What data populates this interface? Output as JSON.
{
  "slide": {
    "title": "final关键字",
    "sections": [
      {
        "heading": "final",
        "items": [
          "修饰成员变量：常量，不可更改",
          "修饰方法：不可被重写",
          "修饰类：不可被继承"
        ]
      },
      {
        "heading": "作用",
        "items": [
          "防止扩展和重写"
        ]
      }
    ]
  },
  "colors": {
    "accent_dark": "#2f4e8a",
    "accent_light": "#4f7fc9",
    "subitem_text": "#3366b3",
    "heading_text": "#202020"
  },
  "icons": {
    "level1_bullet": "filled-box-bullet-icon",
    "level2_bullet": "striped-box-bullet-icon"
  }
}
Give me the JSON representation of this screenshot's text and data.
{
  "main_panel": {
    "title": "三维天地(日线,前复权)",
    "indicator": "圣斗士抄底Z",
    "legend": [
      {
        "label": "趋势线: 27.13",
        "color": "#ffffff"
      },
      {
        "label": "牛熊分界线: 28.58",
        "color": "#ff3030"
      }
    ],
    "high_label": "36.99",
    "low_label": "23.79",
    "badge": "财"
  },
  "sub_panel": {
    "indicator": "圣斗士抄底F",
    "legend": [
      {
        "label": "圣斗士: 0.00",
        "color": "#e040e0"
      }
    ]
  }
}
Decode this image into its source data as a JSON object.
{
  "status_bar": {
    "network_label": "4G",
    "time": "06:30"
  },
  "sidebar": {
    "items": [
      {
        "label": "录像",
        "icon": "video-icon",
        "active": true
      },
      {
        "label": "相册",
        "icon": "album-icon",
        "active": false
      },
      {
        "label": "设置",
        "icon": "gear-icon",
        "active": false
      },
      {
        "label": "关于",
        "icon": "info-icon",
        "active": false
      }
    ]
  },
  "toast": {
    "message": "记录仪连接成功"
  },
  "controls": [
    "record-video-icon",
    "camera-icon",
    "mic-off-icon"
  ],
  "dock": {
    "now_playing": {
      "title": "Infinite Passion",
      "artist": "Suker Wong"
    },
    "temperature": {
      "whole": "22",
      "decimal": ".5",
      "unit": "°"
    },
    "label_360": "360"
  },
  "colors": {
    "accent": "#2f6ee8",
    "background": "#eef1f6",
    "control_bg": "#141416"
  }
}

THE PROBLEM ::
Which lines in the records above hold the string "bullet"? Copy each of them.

SOLUTION ::
    "level1_bullet": "filled-box-bullet-icon",
    "level2_bullet": "striped-box-bullet-icon"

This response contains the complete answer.